UNIVERSITY OF MICHIGAN
Puerto Rico gov calls on U.S.
National Guard to fight crime
DO AFTER THEIR STUDIES
territory had its
third-worst year for
homicides on record
SAN JUAN, Puerto Rico (AP) -
Puerto Rico's goyernor is activat-
ing the National Guard to battle
crime in the U.S. territory.
Gov. Luis Fortuno said Monday
night's executive order activating
the Guard is intended as a tem-
porary measure while new police
recruits are trained.
"Nobody, especially me, can be
happy with the number of kill-
ings last year. We have to do much
more to stop this," Fortuno said
in his state of the commonwealth
In 2009, Puerto Rico, with
nearly 4 million people, had its
third-worst year for homicides
on record, with more than 890
people slain. Officials said traf-
fickers flooding the island with
drug money were making it one of
the most violent places under the
Capt. Paul Dahlen, the Puerto
Rico Guard's public affairs offi-
cer, said yesterday that as many
as 1,000 soldiers will join police
patrolling in high-crime areas of
San Juan, Bayamon, Carolina and
Ponce. About 100 of them will be
focused on repairing police squad
Training for the troops going

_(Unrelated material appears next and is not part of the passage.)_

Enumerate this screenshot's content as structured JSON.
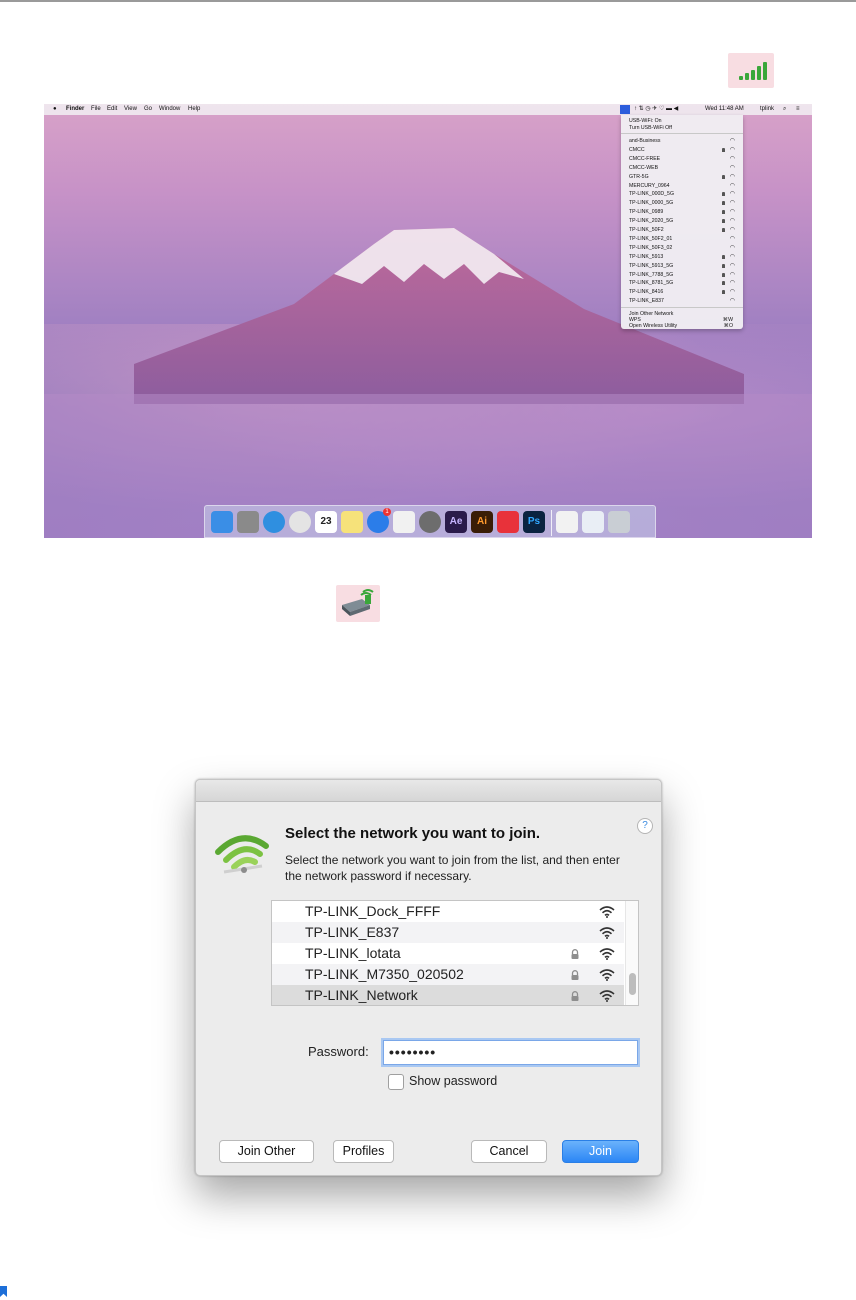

out on crime-fighting operations
will begin this weekend. It's not
yet clear when they will start
Well, this guy became
What will you do?

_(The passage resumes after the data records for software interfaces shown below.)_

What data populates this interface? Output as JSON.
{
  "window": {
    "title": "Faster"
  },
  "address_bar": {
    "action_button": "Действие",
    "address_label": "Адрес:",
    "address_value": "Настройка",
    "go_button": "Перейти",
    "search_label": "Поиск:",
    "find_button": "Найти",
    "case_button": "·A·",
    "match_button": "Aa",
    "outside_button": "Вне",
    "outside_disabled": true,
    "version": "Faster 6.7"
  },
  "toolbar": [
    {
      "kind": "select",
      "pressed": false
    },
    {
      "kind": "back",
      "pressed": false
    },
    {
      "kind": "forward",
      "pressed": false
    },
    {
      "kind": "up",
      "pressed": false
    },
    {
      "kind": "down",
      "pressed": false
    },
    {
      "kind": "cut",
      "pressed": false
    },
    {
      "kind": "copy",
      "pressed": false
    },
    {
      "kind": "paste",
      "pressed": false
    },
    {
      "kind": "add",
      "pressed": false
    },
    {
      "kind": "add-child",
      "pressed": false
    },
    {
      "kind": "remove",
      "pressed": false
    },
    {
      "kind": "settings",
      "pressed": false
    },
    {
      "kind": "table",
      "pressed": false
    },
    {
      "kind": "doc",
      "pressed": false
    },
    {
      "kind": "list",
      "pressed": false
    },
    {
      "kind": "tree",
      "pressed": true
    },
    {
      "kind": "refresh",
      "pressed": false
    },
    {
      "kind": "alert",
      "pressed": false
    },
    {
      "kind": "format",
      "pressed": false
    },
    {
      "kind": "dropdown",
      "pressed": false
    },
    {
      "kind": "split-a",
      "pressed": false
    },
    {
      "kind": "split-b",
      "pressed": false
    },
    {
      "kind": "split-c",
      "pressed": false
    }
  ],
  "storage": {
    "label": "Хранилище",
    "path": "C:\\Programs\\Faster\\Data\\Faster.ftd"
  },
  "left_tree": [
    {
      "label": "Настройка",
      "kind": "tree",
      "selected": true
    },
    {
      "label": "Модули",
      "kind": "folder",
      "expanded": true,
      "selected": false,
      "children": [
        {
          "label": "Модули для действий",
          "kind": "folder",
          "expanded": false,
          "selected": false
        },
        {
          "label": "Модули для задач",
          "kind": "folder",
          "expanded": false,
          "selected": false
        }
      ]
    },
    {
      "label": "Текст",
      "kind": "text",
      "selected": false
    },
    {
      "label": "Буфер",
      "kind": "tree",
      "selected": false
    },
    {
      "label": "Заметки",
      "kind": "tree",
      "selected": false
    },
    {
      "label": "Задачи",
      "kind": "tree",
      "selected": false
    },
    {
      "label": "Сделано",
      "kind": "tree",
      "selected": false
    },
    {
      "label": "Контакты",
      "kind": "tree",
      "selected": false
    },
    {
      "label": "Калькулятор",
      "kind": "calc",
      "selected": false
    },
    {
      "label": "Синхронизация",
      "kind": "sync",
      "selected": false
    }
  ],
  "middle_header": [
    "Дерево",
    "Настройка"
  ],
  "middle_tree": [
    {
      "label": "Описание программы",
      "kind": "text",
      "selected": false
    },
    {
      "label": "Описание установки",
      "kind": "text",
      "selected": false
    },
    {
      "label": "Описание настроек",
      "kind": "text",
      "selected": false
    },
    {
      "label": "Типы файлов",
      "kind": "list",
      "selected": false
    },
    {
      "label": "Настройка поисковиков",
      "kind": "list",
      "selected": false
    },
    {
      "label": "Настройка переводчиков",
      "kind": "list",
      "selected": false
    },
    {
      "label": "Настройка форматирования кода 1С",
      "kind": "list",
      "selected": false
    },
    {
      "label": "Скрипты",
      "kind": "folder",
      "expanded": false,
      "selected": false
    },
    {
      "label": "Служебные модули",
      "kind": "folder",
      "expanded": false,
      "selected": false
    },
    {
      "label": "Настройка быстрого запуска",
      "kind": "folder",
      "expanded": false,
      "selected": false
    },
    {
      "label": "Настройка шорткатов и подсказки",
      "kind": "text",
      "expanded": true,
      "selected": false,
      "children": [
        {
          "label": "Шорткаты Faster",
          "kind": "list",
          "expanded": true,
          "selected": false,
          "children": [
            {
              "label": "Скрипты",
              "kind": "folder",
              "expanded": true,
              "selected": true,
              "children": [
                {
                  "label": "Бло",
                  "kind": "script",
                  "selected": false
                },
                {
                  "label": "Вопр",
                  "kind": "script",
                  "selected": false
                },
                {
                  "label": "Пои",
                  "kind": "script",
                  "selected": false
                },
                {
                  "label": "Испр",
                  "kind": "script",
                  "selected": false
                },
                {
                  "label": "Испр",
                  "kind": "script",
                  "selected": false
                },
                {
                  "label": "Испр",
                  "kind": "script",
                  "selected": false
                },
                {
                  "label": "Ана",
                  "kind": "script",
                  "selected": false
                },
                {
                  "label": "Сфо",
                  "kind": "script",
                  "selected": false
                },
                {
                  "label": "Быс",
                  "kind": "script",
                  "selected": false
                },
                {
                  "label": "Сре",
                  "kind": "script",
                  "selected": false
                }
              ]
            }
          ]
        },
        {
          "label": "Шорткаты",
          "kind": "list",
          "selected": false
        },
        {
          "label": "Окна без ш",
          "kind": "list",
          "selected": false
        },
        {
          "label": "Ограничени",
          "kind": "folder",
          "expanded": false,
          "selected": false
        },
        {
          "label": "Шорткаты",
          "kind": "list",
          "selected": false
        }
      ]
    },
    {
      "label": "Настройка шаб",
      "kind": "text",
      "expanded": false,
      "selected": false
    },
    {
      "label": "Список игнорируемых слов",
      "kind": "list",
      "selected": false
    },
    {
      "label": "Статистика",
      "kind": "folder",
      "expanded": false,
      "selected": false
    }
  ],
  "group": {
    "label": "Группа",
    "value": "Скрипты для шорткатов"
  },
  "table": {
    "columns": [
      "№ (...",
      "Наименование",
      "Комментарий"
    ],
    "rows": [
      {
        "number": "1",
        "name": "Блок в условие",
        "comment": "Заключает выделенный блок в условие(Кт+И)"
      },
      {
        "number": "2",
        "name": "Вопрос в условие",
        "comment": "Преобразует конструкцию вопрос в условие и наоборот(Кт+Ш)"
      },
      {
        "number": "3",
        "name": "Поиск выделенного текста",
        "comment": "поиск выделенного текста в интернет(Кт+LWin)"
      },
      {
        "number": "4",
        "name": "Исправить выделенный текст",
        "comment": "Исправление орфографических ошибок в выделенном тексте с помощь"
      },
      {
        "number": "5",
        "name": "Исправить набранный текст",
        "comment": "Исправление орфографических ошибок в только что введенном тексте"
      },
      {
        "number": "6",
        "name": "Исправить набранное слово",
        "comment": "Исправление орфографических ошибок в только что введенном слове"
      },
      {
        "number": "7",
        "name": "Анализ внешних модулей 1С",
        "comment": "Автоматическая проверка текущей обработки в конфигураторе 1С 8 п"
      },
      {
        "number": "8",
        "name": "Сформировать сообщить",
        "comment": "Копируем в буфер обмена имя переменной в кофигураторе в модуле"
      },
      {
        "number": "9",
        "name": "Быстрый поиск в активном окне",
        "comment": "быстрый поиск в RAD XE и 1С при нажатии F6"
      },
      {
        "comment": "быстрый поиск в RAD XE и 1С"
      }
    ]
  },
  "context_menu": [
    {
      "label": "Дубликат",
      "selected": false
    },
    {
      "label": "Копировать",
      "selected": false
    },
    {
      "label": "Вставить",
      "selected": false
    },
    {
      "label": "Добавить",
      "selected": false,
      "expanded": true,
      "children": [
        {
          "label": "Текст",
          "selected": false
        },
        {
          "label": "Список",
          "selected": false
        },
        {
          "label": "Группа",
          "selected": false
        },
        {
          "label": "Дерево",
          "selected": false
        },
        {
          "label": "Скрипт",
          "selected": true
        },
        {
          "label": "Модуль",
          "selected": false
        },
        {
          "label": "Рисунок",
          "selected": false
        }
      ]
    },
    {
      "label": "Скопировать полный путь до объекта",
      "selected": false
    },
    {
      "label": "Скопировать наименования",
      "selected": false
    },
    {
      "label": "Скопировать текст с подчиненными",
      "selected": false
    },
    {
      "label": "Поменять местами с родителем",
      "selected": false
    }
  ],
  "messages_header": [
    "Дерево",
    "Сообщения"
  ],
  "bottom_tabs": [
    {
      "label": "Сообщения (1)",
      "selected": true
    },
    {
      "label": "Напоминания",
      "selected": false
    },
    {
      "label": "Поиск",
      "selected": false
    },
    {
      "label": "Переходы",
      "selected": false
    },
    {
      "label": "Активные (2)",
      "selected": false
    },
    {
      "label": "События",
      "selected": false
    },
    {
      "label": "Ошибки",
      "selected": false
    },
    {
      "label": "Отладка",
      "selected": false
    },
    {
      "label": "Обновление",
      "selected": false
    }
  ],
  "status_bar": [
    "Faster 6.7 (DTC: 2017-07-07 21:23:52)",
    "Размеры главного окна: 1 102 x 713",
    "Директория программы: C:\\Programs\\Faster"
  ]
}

Anything you want.
You've written your own game
plan so far in life. Why not take
it one step further and become
a Rhodes, Marshall, or Mitchell
William Jefferson Clinton, President of
the United States of America, 1992-2000
Come to a Rhodes/Marshall/Mitchell Orientation Session:
Tuesday, January 19, 2010 . 5:00-6:00pm
Kalamazoo Room, Michigan League, 2nd Floor
Wednesday, February 10, 2010 . 5:00-6:00pm
Pierpont Commons, Center Room
Monday, February 22, 2010 . 5:00-6:00pm
Pendleton Room, Michigan Union
To learn more, please contact the Provost's Council on Student Honors at
734-763-8123 or visit the website at
Fortuno distanced his plan
from the "hard-hand" strategy
that former Gov. Pedro Rossello
adopted in the 1990s, when fre-
quent raids of housing projects
cut crime but led to accusations of
Even so, the local director of
the American Civil Liberties
Union said adding soldiers to
the island's 19,000-strong police
force is a poor strategy.
"The problem is not numbers,"
said the ACLU's William Ramirez.
"It seems like there are enough
men on the streets. It's a matter of
how you move them around."
The United States has a con-
stitutional tradition of keeping
military and civilian authorities
separate, and the law limits use
of federal troops to enforce civil
The last time troops assisted
police patrols was in 2004, when
former Gov. Sila Calderon acti-
vated the National Guard, sending
500 troops to help police patrol
public events and areas where
large amounts of people gather.
j since 1980